As for the hokku itself, in spite of being a spring hokku (the time of increasing yang), it has an overall feeling of yin — of age and decay.  The setting is the grounds of a temple at evening, and of course evening is a yin time of day.  Fallen cherry blossoms are also yin — they are dead, returning to the soil.  So in this hokku, paradoxically, we have both harmony of similarity (yin evening, yin blossoms) and harmony of contrast (spring, withered blossoms).

It is a hokku of impermanence.  Only a short while earlier people had flocked to the temple grounds to see the beauty of the blossoms.  Now they are just “yard debris” to be swept up and disposed of.  But nonetheless, we get the feeling that the fallen blossoms are a “richer dust” than the usual sweepings.

We could even translate the verse like this:

The temple evening;
All the sweepings
Are cherry blossom. 

 

David

BASIC HOKKU PRINCIPLES: HARMONY OF SIMILARITY

Aspen Forest

THIS IS A BILINGUAL POSTING IN ENGLISH AND INTERLINGUA
ISTE ES UN ARTICULO BILINGUE IN INTERLINGUA E IN ANGLESE

Il ha un hokku interessante del comenciamento de autumno:

Le autumno comencia;
Depost un banio,
Le lassitude. 

Iste nos monstra harmonia de similaritate.  In le autumno, le energias de Natura se cambia; le energia Yang (active) decresce, e le energia Yin (passive) cresce.

Proque in iste hokku le autor — Taigi — nos relate que le autumno comencia, e anque que depost del banio ille se senta lasse?  Iste es simple quando nos apprehende le principio del harmonia de similaritate.

in le autumno, le energias del Natura decresce; depost del banio, le energia del corpore de Taigi anque decresce — ita, harmonia de similaritate.

Quando nos apprehende tal cosas, nos pote e scribe e comprehende hokku.  Assi scriber hokku no es como scriber le haiku; le hokku require plus del scriptor, e anque plus del lector.

Si tu pote comprehende lo que io scribe in Interlingua, dice me lo, si il tu place.

 English Version

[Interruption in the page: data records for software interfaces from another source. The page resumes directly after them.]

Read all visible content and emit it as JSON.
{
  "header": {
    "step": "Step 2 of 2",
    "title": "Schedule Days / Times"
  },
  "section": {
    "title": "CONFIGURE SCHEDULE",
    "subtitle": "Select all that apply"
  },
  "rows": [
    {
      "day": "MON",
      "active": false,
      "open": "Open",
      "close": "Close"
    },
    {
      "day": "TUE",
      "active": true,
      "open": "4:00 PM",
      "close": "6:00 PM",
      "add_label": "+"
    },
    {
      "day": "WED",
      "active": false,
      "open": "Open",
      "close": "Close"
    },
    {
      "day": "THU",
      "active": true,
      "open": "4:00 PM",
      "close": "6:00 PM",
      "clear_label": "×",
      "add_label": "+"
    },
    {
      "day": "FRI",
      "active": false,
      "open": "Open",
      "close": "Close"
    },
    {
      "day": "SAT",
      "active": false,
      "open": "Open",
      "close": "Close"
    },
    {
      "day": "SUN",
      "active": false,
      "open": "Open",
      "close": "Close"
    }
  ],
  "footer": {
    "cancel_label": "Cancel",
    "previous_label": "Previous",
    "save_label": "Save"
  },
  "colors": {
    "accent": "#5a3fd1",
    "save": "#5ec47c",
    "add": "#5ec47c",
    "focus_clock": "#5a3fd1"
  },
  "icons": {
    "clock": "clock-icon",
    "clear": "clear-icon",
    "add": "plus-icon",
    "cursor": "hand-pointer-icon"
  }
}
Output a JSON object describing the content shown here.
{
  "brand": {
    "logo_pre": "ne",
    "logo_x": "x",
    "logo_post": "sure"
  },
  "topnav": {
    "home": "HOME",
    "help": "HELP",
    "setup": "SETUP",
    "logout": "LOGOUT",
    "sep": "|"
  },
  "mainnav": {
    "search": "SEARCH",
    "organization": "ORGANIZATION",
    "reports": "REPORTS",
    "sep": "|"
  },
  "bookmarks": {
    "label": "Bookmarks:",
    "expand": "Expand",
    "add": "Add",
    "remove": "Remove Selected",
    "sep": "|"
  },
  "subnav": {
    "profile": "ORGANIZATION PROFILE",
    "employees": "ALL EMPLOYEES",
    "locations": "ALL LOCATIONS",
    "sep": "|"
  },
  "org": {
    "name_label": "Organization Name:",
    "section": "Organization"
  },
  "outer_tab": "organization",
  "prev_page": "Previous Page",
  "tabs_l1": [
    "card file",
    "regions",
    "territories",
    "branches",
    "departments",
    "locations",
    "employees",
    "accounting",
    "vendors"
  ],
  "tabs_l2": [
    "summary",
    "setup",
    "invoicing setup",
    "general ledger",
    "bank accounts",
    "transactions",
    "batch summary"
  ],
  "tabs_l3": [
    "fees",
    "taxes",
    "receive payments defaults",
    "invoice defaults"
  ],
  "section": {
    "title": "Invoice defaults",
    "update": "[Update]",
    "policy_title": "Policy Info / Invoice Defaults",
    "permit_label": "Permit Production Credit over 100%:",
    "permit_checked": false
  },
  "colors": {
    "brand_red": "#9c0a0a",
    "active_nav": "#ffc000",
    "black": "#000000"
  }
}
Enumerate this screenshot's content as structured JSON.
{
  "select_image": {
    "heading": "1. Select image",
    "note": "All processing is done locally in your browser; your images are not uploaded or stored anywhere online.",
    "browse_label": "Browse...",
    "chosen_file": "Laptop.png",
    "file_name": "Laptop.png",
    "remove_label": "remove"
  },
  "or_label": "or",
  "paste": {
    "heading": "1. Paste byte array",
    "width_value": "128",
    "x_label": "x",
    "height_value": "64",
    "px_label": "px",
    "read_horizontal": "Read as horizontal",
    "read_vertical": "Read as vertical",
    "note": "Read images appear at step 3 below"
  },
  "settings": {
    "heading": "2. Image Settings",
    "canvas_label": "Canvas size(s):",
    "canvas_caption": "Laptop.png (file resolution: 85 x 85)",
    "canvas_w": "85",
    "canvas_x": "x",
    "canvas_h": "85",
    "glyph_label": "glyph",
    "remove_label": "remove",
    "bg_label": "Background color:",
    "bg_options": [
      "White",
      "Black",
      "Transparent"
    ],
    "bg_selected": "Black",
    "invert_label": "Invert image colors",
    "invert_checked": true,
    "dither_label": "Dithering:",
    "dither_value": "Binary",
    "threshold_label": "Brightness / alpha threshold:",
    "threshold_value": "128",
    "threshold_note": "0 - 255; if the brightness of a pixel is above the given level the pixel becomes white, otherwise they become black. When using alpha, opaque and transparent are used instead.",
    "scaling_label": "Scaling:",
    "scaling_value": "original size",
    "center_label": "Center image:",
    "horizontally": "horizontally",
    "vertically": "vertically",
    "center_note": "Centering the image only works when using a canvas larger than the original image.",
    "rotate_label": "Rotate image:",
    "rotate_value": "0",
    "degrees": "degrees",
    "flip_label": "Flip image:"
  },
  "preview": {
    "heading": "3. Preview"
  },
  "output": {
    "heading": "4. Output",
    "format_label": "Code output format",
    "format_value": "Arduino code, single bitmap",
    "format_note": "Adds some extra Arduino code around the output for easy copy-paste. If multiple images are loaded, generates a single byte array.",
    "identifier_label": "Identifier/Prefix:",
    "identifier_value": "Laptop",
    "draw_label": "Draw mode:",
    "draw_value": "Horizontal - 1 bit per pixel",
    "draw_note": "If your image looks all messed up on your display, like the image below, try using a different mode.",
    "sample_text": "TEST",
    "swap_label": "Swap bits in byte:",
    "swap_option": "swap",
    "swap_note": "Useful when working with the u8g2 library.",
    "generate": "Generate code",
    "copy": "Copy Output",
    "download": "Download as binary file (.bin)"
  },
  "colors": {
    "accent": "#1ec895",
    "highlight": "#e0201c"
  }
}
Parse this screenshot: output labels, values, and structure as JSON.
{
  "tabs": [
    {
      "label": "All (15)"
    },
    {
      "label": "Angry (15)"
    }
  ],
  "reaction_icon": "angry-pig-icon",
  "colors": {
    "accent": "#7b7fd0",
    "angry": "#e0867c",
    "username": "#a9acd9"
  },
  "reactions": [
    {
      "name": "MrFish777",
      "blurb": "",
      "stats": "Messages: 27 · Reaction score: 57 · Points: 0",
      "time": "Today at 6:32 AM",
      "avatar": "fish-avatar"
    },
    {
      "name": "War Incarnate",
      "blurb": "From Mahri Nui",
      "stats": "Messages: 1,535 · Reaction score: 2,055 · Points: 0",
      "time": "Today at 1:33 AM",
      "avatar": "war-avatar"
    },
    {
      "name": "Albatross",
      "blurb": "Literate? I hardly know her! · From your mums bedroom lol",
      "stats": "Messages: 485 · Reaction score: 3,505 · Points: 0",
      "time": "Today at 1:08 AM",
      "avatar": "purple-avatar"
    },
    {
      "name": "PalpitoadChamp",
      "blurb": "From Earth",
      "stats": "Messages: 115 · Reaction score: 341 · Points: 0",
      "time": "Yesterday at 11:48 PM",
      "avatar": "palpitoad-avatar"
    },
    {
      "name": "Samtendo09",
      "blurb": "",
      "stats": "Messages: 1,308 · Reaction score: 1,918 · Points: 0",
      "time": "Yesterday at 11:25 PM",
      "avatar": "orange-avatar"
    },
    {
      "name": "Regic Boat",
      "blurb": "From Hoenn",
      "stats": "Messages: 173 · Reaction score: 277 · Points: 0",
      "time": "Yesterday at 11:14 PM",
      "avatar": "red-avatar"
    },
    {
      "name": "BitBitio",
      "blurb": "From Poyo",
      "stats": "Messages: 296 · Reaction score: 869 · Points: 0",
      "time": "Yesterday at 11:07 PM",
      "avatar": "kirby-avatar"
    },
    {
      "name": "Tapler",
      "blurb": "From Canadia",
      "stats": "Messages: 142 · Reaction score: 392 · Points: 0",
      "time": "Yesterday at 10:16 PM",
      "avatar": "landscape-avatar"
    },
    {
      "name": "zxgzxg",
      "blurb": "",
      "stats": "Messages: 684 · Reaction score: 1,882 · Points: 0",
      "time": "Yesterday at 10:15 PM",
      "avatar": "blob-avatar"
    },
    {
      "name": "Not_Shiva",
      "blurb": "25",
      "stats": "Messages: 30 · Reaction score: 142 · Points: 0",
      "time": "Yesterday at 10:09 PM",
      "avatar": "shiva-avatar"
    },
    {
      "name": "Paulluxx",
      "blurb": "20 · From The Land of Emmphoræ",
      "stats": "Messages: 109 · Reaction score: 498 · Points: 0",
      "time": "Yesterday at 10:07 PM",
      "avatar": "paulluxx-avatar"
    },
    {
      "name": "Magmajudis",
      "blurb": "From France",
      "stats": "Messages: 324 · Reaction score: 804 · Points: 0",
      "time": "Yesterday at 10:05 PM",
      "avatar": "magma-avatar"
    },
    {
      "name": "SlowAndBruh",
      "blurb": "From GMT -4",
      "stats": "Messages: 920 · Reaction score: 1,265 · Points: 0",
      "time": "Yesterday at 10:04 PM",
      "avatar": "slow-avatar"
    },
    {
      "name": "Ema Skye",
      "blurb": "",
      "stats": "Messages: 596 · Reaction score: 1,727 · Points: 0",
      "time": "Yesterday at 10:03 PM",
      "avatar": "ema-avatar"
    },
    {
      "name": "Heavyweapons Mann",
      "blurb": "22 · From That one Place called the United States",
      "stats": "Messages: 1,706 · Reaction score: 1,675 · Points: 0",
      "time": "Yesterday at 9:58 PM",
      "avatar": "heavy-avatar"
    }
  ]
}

There is an interesting hokku about the beginning of autumn:

Autumn begins;
The feeling of weakness
After the bath.

This shows us harmony of similarity.  In autumn, the energies of Nature change.  The Yang (active) energy decreases, the Yin (passive) energy grows.

Why does the author of this hokku — Taigi — tell us that autumn is beginning, and also that after the bath he feels weak?  This is simple when we understand the principle of harmony of similarity.

In the autumn, the energy of Nature decreases.   After the bath, the energy of the body of Taigi also decreases.  Thus, harmony of similarity.

When we understand such things, we can write and understand hokku.  So to write hokku is not like writing the haiku; the hokku requires more of the writer, and also more of the reader.

David